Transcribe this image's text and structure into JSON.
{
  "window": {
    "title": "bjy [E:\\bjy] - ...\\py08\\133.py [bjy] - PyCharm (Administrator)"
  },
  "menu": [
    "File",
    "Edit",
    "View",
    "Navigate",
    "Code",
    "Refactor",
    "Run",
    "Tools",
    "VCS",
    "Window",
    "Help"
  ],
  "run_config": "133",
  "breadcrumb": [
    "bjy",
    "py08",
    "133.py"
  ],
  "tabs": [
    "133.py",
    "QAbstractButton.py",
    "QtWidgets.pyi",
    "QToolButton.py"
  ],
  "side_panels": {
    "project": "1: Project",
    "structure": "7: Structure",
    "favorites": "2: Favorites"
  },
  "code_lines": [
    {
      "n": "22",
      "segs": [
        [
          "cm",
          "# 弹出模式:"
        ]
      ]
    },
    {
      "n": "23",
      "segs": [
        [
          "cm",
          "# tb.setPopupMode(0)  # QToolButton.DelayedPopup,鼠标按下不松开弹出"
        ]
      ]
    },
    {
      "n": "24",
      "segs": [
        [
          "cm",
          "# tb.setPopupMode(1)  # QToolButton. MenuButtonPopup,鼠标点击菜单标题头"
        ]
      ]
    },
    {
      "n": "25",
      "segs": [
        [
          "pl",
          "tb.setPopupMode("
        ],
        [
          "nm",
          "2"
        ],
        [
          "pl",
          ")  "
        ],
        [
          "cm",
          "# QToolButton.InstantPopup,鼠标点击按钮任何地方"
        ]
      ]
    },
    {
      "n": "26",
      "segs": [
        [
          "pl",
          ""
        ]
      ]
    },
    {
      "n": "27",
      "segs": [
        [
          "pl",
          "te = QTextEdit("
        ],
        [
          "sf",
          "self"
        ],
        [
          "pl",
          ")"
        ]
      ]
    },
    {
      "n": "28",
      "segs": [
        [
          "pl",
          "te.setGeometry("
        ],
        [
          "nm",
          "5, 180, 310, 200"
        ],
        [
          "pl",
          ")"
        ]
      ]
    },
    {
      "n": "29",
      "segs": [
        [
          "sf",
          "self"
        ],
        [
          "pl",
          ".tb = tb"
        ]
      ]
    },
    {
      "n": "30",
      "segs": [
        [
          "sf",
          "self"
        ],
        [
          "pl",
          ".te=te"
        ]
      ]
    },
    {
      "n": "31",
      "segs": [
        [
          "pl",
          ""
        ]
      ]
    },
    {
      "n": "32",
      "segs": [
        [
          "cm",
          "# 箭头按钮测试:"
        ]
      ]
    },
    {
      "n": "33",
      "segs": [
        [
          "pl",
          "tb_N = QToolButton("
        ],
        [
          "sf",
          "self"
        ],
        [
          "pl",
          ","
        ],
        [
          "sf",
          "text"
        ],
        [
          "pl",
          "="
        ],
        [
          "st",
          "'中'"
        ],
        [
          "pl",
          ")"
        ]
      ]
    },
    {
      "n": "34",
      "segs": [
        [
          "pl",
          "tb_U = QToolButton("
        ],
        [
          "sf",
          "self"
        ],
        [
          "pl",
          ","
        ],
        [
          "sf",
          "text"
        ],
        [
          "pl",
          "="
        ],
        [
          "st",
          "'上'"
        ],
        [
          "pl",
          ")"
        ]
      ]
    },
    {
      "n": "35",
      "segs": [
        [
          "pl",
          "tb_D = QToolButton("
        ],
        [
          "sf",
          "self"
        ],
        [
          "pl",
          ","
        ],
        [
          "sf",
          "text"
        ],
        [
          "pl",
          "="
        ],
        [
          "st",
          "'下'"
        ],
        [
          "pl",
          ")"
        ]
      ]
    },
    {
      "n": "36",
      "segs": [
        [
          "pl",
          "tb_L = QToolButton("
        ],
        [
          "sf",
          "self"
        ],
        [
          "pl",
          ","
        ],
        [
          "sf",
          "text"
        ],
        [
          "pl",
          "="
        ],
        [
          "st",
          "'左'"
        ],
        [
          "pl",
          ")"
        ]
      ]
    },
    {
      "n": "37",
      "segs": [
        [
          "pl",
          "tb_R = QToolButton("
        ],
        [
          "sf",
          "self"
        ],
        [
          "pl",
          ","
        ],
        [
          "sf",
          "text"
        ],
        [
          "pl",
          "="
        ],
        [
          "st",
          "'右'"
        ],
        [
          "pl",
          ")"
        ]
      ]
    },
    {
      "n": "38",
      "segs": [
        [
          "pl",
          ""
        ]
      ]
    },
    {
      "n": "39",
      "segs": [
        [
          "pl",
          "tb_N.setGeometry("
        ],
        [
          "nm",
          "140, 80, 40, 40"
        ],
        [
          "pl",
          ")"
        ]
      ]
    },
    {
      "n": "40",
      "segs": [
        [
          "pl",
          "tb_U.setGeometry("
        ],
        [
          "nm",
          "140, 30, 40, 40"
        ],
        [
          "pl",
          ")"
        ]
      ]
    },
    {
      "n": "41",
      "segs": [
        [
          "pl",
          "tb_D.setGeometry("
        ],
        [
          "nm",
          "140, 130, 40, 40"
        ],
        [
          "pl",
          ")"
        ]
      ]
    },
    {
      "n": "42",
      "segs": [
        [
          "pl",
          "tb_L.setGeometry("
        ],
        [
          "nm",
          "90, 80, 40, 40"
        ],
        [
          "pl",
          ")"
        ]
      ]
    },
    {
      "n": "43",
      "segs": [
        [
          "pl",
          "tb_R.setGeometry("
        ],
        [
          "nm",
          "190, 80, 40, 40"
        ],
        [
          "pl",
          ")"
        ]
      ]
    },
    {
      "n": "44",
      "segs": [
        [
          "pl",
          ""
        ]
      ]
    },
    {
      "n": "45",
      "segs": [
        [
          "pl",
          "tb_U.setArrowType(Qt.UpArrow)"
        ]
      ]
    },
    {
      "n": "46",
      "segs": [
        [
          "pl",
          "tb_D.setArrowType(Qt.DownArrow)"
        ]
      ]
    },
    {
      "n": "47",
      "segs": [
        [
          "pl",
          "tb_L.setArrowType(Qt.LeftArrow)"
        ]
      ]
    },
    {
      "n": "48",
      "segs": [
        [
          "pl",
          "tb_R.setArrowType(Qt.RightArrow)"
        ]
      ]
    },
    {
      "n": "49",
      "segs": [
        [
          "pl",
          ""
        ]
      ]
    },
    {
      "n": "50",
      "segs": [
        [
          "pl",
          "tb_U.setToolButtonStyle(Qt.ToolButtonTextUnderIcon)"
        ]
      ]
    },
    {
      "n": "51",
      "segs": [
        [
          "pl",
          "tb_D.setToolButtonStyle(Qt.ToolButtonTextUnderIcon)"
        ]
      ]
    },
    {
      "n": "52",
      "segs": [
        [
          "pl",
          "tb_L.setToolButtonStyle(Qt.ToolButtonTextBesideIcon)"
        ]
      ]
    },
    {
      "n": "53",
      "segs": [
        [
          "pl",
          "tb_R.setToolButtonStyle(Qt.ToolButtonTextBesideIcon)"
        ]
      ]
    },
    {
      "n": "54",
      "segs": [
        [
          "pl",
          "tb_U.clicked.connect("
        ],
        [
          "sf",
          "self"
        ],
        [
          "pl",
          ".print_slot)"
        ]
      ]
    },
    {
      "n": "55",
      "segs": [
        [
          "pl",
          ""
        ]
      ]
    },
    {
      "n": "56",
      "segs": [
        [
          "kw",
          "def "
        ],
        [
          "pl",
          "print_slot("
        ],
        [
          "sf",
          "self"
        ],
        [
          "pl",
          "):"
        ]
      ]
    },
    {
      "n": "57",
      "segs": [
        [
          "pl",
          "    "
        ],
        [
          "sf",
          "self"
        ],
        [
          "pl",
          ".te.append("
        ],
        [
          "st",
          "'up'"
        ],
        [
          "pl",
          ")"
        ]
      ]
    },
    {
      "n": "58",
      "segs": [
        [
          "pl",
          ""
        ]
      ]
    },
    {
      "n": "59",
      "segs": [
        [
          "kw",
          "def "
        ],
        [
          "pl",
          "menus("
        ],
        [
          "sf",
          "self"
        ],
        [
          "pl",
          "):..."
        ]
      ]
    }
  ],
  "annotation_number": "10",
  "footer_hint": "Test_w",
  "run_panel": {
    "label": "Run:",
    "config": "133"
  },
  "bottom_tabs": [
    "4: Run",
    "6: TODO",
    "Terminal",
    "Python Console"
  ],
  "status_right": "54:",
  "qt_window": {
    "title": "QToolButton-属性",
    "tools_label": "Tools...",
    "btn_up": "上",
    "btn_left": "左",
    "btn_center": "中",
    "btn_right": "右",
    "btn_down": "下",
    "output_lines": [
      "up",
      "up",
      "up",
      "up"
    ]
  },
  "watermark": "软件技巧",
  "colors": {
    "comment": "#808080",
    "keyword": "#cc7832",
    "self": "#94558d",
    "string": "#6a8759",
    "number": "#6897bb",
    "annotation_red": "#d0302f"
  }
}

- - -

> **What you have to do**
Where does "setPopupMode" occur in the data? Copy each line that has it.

> **Completed task**
          "# tb.setPopupMode(0)  # QToolButton.DelayedPopup,鼠标按下不松开弹出"
          "# tb.setPopupMode(1)  # QToolButton. MenuButtonPopup,鼠标点击菜单标题头"
          "tb.setPopupMode("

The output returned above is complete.